Michelle Cliff was a Jamaican-American author who wrote poetry and literary criticism. Originally from Jamaica, her family moved to New York when she was three years old. When she was 10, the family move back to Jamaica. She returned to New York in 1960 and attended Wagner College for her B.A.
“Who can say how many lives have been saved by books?”
She worked as a Production Editor for W.W. Norton and Company in the 1970s. Cliff was focused on making sure that suppressed and minority voices were heard. She worked on many anthologies and poems, including her most notable novels, which were Abeng (1985), No Telephone to Heaven (1987), and Free Enterprise (2004).
“Our lives are written in disappearing ink.”

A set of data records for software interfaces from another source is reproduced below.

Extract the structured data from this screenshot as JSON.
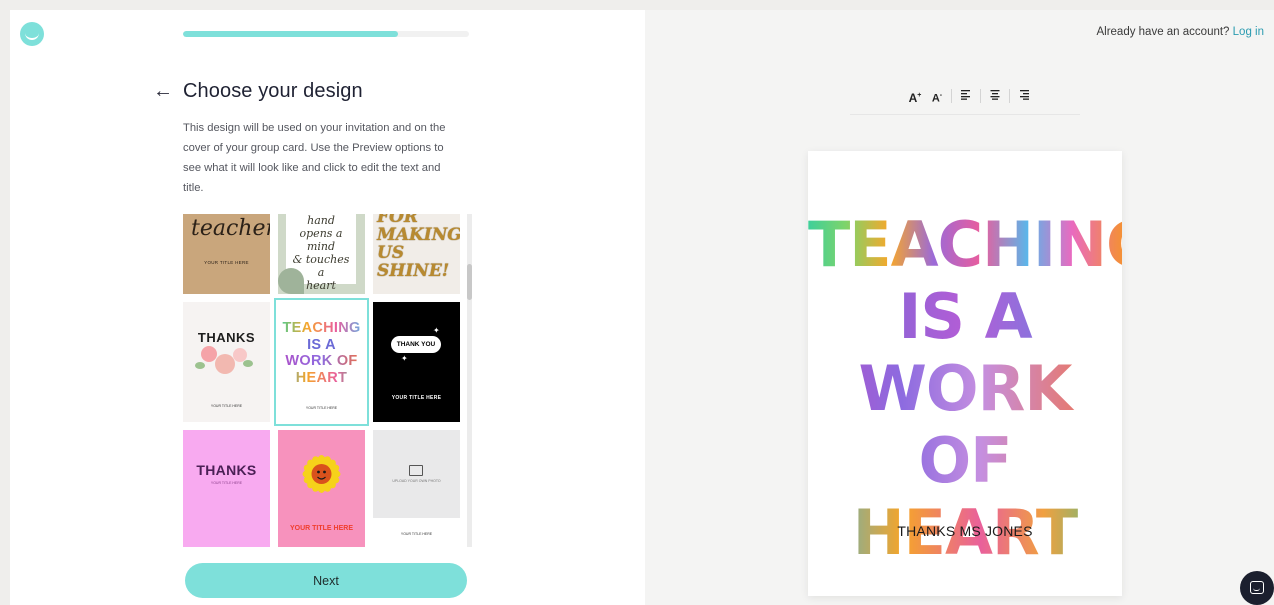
{
  "app": {
    "brand_color": "#7ee0da",
    "accent_link_color": "#2a9bb0"
  },
  "progress": {
    "value": 0.75
  },
  "header": {
    "title": "Choose your design",
    "description": "This design will be used on your invitation and on the cover of your group card. Use the Preview options to see what it will look like and click to edit the text and title."
  },
  "account": {
    "prompt": "Already have an account?",
    "login_label": "Log in"
  },
  "designs": {
    "kraft": {
      "script": "teacher",
      "subtitle": "YOUR TITLE HERE"
    },
    "sage": {
      "lines": "hand\nopens a\nmind\n& touches a\nheart"
    },
    "gold": {
      "text": "FOR MAKING US SHINE!"
    },
    "flower": {
      "word": "THANKS",
      "subtitle": "YOUR TITLE HERE"
    },
    "teach": {
      "line1": "TEACHING",
      "line2": "IS A",
      "line3": "WORK OF",
      "line4": "HEART",
      "subtitle": "YOUR TITLE HERE"
    },
    "black": {
      "bubble": "THANK YOU",
      "subtitle": "YOUR TITLE HERE"
    },
    "pink": {
      "word": "THANKS",
      "subtitle": "YOUR TITLE HERE"
    },
    "sun": {
      "subtitle": "YOUR TITLE HERE"
    },
    "photo": {
      "upload": "UPLOAD YOUR OWN PHOTO",
      "subtitle": "YOUR TITLE HERE"
    }
  },
  "next_label": "Next",
  "toolbar": {
    "icons": [
      "increase-font-icon",
      "decrease-font-icon",
      "align-left-icon",
      "align-center-icon",
      "align-right-icon"
    ]
  },
  "preview": {
    "line1": "TEACHING",
    "line2": "IS A",
    "line3": "WORK OF",
    "line4": "HEART",
    "subtitle": "THANKS MS JONES"
  }
}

She wrote about identity, racism, and feminism in many of her works. She was one of the contributors for Home Girls (1983), an anthology from Black feminists. Cliff died in June of 2016, but her works live on as a reminder of what she stood for.